## WORK ITEM
In this exercise, the data must be written out exactly.

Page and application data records
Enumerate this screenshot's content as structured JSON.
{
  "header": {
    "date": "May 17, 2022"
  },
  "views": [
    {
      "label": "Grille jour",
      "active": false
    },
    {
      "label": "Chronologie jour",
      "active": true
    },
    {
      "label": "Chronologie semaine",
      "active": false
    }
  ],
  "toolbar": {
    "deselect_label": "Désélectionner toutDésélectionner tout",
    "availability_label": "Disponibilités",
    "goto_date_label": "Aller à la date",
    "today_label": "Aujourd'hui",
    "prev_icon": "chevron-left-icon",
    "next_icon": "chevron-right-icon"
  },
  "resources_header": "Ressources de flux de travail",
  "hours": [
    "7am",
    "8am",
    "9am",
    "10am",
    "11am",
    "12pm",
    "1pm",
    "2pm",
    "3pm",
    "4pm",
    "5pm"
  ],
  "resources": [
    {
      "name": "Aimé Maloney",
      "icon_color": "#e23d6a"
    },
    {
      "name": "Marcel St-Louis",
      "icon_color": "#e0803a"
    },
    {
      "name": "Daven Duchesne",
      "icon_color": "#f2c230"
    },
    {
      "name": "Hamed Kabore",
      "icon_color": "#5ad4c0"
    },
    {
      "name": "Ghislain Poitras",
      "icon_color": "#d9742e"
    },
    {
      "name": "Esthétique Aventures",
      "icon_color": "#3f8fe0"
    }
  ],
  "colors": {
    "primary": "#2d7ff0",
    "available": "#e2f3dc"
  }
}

## RESULT OF THIS TASK
Enumerate this screenshot's content as structured JSON.
{
  "header": {
    "date": "May 17, 2022"
  },
  "views": [
    {
      "label": "Grille jour",
      "active": false
    },
    {
      "label": "Chronologie jour",
      "active": true
    },
    {
      "label": "Chronologie semaine",
      "active": false
    }
  ],
  "toolbar": {
    "deselect_label": "Désélectionner toutDésélectionner tout",
    "availability_label": "Disponibilités",
    "goto_date_label": "Aller à la date",
    "today_label": "Aujourd'hui",
    "prev_icon": "chevron-left-icon",
    "next_icon": "chevron-right-icon"
  },
  "resources_header": "Ressources de flux de travail",
  "hours": [
    "7am",
    "8am",
    "9am",
    "10am",
    "11am",
    "12pm",
    "1pm",
    "2pm",
    "3pm",
    "4pm",
    "5pm"
  ],
  "resources": [
    {
      "name": "Aimé Maloney",
      "icon_color": "#e23d6a"
    },
    {
      "name": "Marcel St-Louis",
      "icon_color": "#e0803a"
    },
    {
      "name": "Daven Duchesne",
      "icon_color": "#f2c230"
    },
    {
      "name": "Hamed Kabore",
      "icon_color": "#5ad4c0"
    },
    {
      "name": "Ghislain Poitras",
      "icon_color": "#d9742e"
    },
    {
      "name": "Esthétique Aventures",
      "icon_color": "#3f8fe0"
    }
  ],
  "colors": {
    "primary": "#2d7ff0",
    "available": "#e2f3dc"
  }
}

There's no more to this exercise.